For those in South Asia and elsewhere, the IPCS website provides a comprehensive analysis of the happenings within India with a special focus on Jammu and Kashmir and Naxalite Violence. Our research promotes greater understanding of India's foreign policy especially India-China relations, India's relations with SAARC countries and South East Asia.

Through close interaction with leading strategic thinkers, former members of the Indian Administrative Service, the Foreign Service and the three wings of the Armed Forces - the Indian Army, Indian Navy, and Indian Air Force, - the academic community as well as the media, the IPCS has contributed considerably to the strategic discourse in India.

 
Subscribe to Newswire | Site Map
18, Link Road, Jungpura Extension, New Delhi 110014, INDIA.

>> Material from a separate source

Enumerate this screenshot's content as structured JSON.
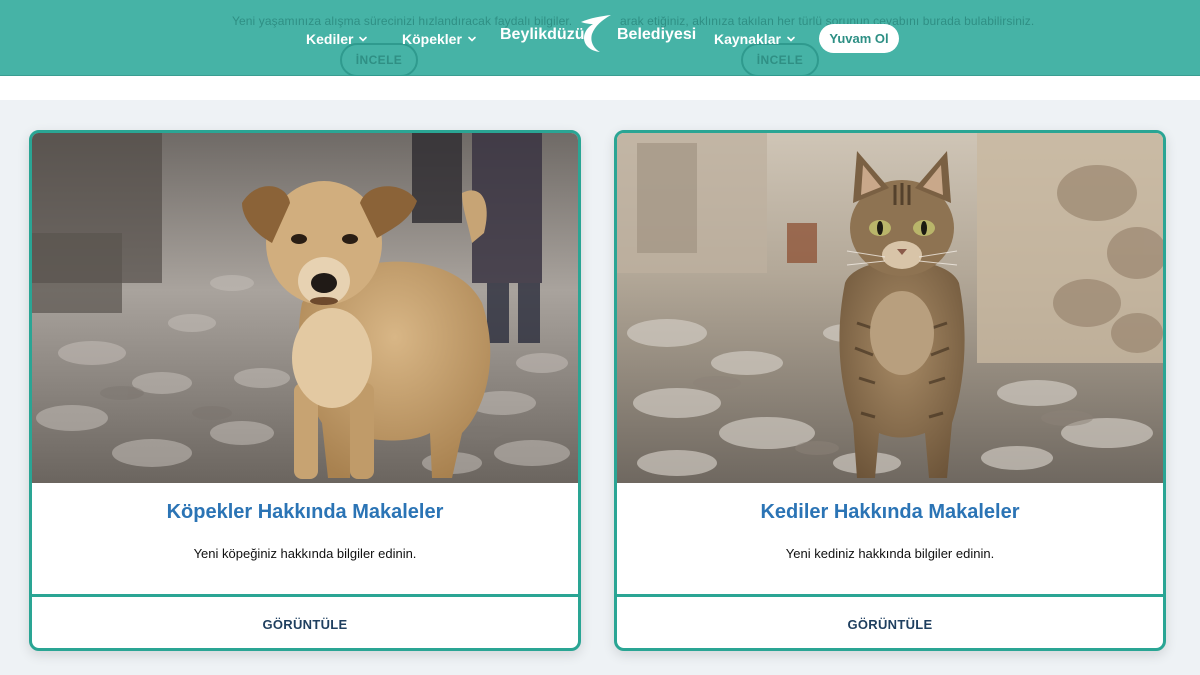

Tel: 91-11-4100-1902    Email: officemail@ipcs.org

© Copyright 2017, Institute of Peace and Conflict Studies.